▶ INSTRUCTIONS FOR THE TASK: Filter the entries below, keeping every line that has the word "screenshot".

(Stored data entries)
*** Begin section ***

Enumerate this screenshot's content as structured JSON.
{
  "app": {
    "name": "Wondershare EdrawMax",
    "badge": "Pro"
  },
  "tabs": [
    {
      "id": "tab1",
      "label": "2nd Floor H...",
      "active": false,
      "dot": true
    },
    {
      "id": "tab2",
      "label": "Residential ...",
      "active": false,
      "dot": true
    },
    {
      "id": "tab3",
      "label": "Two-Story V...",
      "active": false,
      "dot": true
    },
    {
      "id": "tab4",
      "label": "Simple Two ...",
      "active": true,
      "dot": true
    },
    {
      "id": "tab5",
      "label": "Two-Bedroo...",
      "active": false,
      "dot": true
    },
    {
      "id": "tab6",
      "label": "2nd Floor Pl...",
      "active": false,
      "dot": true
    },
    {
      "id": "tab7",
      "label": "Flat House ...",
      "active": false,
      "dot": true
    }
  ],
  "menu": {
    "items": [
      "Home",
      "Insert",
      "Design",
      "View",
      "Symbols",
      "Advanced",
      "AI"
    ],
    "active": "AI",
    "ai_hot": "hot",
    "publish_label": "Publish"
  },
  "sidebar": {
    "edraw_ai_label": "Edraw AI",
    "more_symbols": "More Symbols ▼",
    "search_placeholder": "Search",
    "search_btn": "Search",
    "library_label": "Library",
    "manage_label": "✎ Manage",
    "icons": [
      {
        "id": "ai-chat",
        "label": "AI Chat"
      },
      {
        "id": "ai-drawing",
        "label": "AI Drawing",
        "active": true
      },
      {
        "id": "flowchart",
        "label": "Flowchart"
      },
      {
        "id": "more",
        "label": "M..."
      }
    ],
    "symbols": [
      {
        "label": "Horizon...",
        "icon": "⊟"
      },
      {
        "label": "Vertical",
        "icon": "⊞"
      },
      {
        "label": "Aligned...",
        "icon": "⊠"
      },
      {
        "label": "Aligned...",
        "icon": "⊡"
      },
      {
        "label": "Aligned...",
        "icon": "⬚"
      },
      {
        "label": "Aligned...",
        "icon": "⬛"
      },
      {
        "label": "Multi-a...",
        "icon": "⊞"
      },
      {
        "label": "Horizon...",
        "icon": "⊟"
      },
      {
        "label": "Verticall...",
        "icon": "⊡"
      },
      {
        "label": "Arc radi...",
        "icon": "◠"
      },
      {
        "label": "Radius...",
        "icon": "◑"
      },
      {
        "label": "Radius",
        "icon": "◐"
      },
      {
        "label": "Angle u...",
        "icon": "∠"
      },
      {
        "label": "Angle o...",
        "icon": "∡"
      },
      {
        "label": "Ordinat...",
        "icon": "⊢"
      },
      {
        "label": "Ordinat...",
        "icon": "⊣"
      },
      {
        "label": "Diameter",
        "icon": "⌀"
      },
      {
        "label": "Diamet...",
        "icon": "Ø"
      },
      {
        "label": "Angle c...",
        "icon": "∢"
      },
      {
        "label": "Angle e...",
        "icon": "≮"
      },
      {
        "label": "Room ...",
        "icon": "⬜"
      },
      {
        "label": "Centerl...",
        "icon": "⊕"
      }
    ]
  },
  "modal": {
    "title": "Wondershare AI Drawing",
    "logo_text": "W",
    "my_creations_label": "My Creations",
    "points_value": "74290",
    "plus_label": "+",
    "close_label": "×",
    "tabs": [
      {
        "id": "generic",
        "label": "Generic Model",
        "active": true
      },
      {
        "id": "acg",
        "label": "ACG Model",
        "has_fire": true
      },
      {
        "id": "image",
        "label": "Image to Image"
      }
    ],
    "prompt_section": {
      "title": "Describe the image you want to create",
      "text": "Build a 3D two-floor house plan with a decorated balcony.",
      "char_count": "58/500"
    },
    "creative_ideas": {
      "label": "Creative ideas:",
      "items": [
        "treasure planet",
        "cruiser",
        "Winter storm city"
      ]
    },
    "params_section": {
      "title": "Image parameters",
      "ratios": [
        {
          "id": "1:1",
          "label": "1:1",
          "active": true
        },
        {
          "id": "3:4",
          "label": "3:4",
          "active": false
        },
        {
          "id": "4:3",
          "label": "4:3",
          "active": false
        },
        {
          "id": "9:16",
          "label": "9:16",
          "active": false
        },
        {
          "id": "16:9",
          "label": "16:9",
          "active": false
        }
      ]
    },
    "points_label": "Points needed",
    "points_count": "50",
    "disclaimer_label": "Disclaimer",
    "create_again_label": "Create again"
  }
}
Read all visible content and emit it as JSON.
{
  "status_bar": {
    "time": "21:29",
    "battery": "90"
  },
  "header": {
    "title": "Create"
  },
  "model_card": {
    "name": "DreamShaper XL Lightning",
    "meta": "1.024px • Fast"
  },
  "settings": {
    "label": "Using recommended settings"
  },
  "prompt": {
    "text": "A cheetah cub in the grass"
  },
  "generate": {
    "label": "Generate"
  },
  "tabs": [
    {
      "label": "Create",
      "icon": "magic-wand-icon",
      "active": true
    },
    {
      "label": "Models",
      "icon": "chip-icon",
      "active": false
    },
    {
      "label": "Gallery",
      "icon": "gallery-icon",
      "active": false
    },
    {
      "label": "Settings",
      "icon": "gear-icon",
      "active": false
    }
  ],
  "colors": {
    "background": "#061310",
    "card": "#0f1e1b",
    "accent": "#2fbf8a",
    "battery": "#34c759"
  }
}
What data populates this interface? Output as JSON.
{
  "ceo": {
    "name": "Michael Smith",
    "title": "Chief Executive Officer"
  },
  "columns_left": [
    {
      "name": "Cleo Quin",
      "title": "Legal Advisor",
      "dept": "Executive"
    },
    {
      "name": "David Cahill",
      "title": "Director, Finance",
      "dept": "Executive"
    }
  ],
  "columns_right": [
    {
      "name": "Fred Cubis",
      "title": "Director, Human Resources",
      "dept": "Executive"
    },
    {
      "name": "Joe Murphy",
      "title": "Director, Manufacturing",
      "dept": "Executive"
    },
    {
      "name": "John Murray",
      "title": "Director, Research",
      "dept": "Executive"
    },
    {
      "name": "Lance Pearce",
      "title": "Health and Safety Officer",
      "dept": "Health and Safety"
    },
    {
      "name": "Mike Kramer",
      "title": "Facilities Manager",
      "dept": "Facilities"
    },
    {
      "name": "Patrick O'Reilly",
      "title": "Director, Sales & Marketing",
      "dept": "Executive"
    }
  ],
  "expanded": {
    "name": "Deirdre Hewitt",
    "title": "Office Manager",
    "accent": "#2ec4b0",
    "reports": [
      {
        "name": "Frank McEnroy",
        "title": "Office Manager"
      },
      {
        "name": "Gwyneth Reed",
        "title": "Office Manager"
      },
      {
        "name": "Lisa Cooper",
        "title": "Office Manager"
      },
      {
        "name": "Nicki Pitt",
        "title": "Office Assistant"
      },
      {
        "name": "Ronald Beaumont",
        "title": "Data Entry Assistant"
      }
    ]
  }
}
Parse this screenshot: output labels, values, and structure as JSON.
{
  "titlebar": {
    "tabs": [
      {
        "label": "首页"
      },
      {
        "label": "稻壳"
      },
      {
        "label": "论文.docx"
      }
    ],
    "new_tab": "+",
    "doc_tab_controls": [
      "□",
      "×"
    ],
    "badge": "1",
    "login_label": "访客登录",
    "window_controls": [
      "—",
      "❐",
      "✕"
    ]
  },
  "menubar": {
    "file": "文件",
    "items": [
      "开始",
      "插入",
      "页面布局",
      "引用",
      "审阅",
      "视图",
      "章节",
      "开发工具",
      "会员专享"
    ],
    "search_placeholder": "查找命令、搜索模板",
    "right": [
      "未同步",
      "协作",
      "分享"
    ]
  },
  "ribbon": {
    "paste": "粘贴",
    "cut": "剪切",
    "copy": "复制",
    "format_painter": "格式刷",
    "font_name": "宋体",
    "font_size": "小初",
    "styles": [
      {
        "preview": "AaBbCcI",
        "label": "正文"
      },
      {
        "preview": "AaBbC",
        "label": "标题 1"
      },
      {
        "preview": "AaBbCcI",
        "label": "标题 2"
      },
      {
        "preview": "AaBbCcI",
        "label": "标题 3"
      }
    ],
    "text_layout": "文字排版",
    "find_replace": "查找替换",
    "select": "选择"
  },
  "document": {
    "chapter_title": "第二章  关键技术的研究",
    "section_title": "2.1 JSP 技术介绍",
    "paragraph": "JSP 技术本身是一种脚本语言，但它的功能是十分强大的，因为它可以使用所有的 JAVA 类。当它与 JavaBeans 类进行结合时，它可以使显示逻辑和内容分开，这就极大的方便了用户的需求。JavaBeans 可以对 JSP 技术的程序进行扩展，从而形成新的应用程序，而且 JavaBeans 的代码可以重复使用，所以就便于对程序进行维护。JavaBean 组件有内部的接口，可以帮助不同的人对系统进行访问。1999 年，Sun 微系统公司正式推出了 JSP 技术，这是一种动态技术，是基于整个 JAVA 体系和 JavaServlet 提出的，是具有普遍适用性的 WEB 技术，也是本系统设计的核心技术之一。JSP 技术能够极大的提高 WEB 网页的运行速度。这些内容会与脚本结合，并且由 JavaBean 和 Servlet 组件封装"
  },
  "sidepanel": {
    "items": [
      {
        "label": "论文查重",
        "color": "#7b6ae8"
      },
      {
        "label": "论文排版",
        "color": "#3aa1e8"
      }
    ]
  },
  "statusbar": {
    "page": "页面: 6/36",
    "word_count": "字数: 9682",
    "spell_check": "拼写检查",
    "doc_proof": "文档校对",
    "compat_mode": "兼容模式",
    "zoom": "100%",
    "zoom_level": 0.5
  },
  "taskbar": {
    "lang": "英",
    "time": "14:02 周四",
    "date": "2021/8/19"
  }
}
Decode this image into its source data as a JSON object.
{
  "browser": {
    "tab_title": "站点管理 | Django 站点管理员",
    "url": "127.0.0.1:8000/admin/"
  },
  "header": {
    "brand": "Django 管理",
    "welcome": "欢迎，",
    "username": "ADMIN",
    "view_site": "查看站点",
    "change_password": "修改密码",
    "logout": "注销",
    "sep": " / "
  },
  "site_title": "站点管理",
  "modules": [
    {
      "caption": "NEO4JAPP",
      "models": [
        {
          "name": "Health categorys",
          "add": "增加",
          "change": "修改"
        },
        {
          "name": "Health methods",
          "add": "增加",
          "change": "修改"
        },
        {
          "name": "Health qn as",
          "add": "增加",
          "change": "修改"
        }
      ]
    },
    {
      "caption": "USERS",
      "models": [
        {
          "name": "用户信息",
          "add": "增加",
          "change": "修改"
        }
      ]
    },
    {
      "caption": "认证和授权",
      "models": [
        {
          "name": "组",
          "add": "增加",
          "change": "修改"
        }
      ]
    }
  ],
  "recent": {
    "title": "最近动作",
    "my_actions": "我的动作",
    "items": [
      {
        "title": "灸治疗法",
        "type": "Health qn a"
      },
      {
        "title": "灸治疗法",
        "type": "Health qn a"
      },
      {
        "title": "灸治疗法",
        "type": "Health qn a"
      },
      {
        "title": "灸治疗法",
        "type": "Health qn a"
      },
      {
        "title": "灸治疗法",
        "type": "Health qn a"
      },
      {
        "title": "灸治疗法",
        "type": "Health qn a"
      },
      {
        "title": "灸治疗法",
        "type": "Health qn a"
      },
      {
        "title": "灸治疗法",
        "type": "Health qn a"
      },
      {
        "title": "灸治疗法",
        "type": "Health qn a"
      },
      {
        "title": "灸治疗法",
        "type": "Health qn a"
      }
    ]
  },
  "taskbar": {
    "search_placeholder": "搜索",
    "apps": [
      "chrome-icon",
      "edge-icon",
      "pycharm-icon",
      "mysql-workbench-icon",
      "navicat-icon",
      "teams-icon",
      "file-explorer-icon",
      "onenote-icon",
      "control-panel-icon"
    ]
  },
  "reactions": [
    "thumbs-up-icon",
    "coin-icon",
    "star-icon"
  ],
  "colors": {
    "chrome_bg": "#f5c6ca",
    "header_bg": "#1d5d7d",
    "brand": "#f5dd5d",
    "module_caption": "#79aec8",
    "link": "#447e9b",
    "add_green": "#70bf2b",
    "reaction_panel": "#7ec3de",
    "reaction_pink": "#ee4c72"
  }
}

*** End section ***

▶ OUTPUT:
Enumerate this screenshot's content as structured JSON.
Parse this screenshot: output labels, values, and structure as JSON.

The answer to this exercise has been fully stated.